The debate on this issue has focused on some things that strike me as irrelevant or unnecessary. There is no need for special new Congressional legislation addressing the detention operations. Such legislation would only complicate the executive in his major responsibility—namely, concluding an agreement with the host nation. Also, I do not see a particular role for the U.S. Constitution, including the habeas corpus process and due process. They do act as limitations on what the U.S. military can do in certain circumstances, of course, and they reflect basic values that the U.S. should seek to uphold. But it would be absurd to take them as affirmative standards for a detention operation in Afghanistan—in fact that might even be seen as the projection of U.S. law on to the soil of a foreign country, which could be viewed from an international law perspective as inappropriate.

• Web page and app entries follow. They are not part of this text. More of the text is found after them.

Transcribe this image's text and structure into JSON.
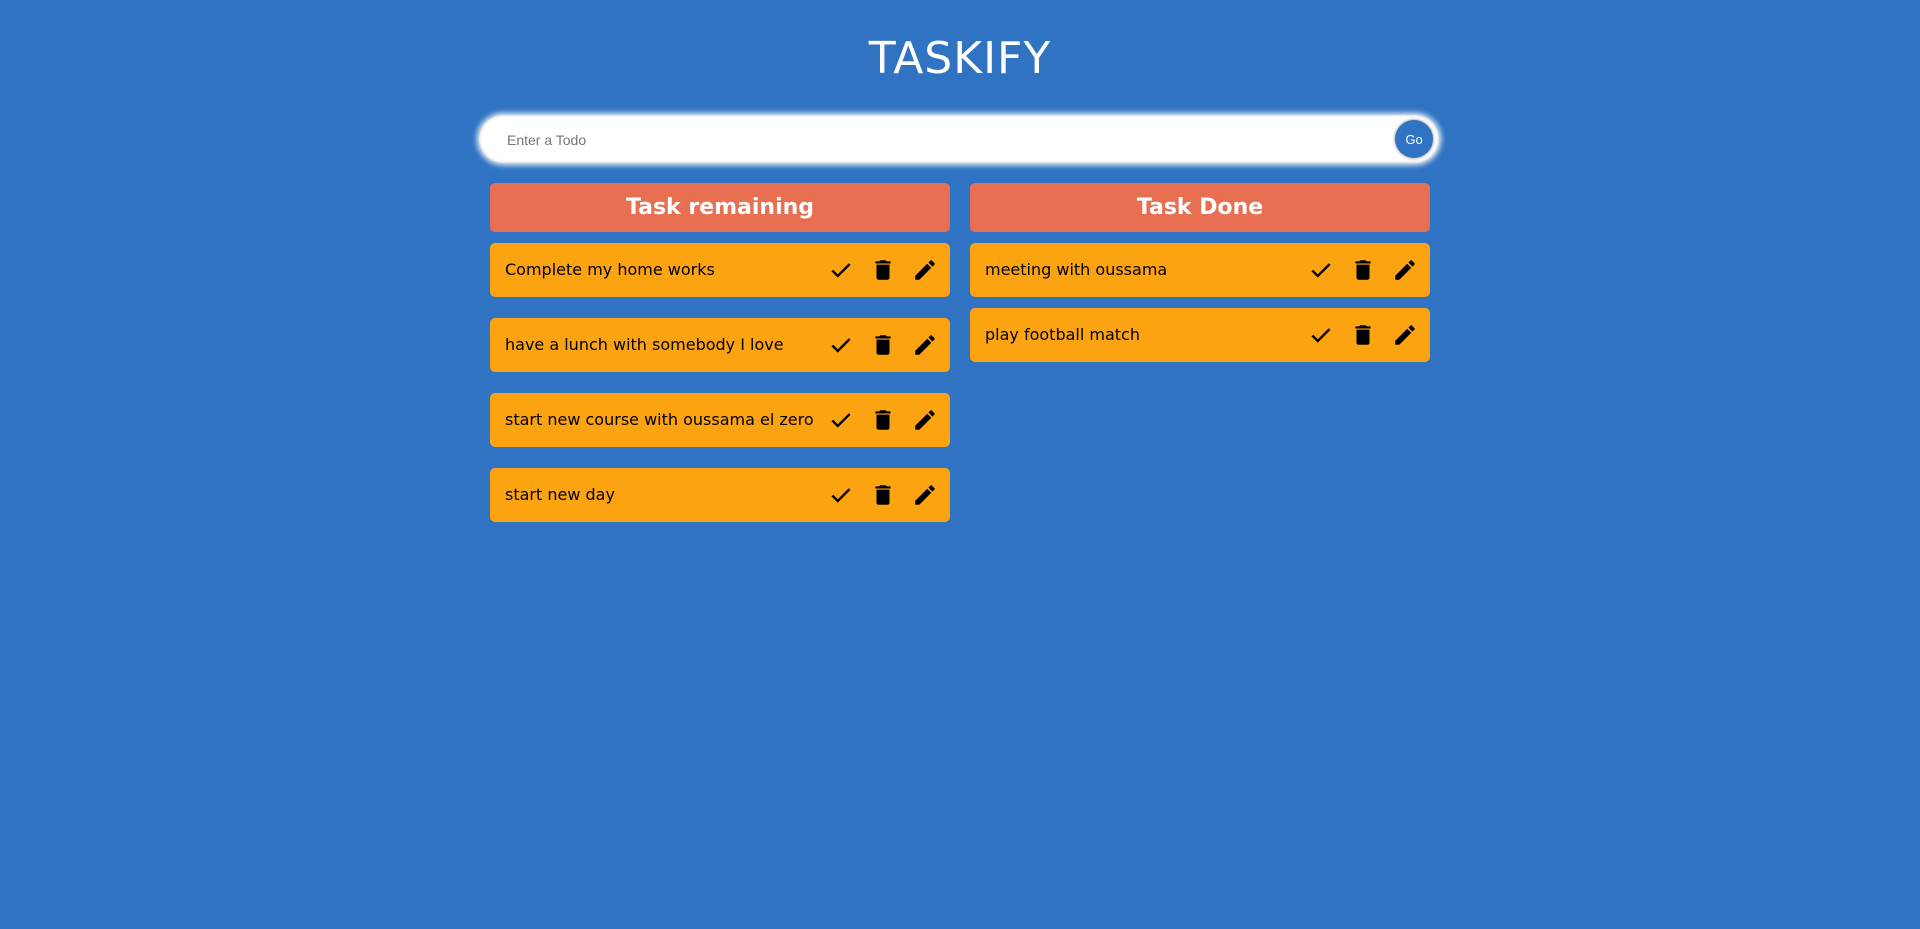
{
  "app": {
    "title": "TASKIFY"
  },
  "input": {
    "placeholder": "Enter a Todo",
    "value": "",
    "go_label": "Go"
  },
  "remaining": {
    "header": "Task remaining",
    "tasks": [
      {
        "text": "Complete my home works"
      },
      {
        "text": "have a lunch with somebody I love"
      },
      {
        "text": "start new course with oussama el zero"
      },
      {
        "text": "start new day"
      }
    ]
  },
  "done": {
    "header": "Task Done",
    "tasks": [
      {
        "text": "meeting with oussama"
      },
      {
        "text": "play football match"
      }
    ]
  },
  "icons": [
    "check-icon",
    "trash-icon",
    "pencil-icon"
  ],
  "colors": {
    "background": "#2f73c2",
    "header": "#e86f51",
    "task": "#fca311",
    "text_light": "#ffffff",
    "text_dark": "#000000"
  }
}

More from Scott Horton:
Conversation — August 5, 2016, 12:08 pm
Sidney Blumenthal on the origins of the Republican Party, the fallout from Clinton’s emails, and his new biography of Abraham Lincoln

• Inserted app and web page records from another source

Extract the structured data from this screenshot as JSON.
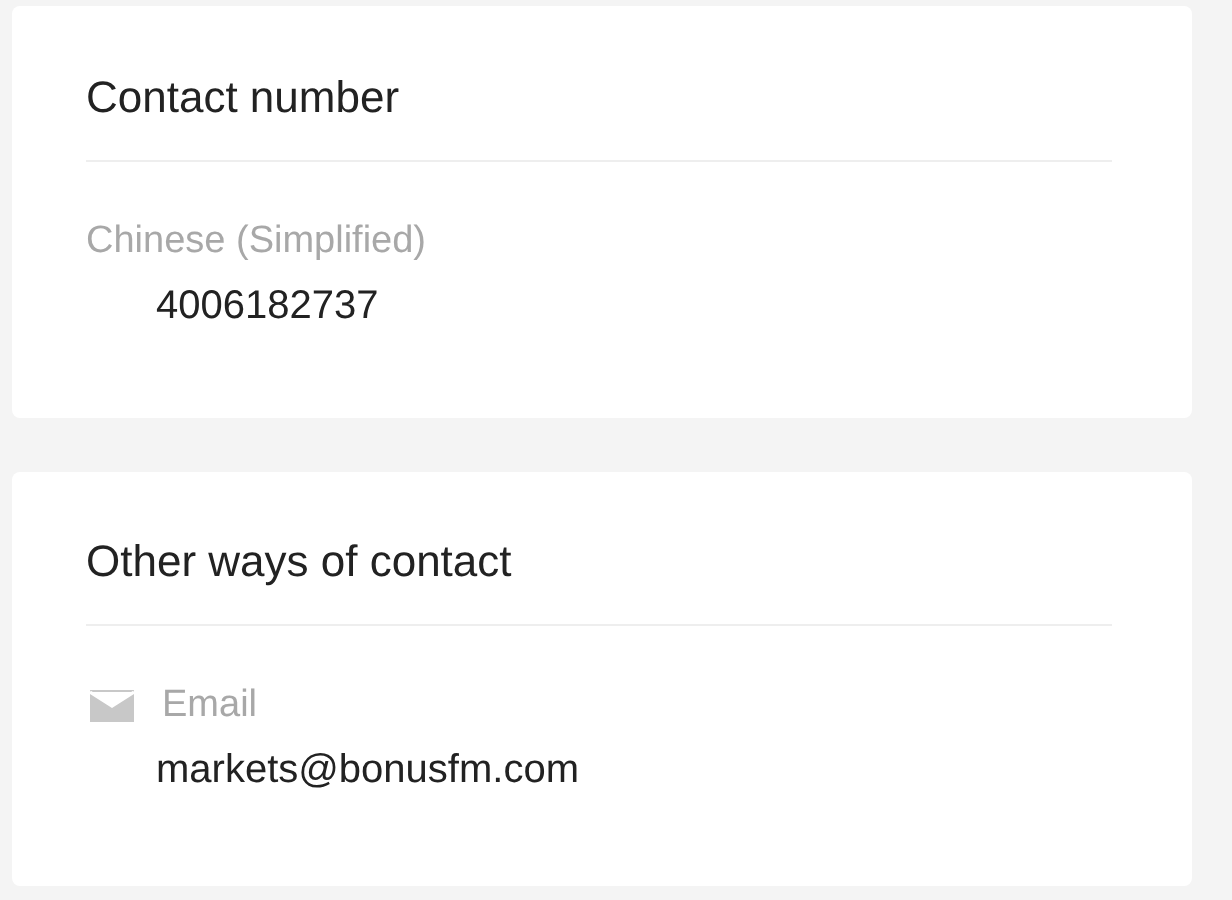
{
  "sections": [
    {
      "title": "Contact number",
      "items": [
        {
          "kind": "phone",
          "label": "Chinese (Simplified)",
          "value": "4006182737"
        }
      ]
    },
    {
      "title": "Other ways of contact",
      "items": [
        {
          "kind": "email",
          "label": "Email",
          "value": "markets@bonusfm.com"
        }
      ]
    }
  ]
}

Conversation — March 30, 2016, 3:44 pm
Joseph Hickman discusses his new book, The Burn Pits, which tells the story of thousands of U.S. soldiers who, after returning from Iraq and Afghanistan, have developed rare cancers and respiratory diseases.
Years ago, I lived in Montana, a land of purple sunsets, clear streams, and snowflakes the size of silver dollars drifting through the cold air. There were no speed limits and you could legally drive drunk. My small apartment in Missoula had little privacy. In order to write, I rented an off-season fishing cabin on Rock Creek, a one-room place with a bed and a bureau. I lacked the budget for a desk. My idea was to remove a sliding door from a closet in my apartment and place it over a couple of hastily cobbled-together sawhorses.
Average number of bacteria living in a pound of U.S. mud:
Canadian doctors saved a baby from drowning in his own drool by using Botox on his salivary glands.
A black bear named Pedals, famous for walking upright on his hind legs through Rockaway Township, New Jersey, was reported killed by a hunter, and a hiker in California was attacked after he interrupted two bears mating. It was a “pretty good bear attack,” said the local police chief.
Subscribe to the Weekly Review newsletter. Don’t worry, we won’t sell your email address!
"She never thanked me, never looked at me—melted away into the miserable night, in the strangest manner I ever saw. I have seen many strange things, but not one that has left a deeper impression on my memory than the dull impassive way in which that worn-out heap of misery took that piece of money, and was lost."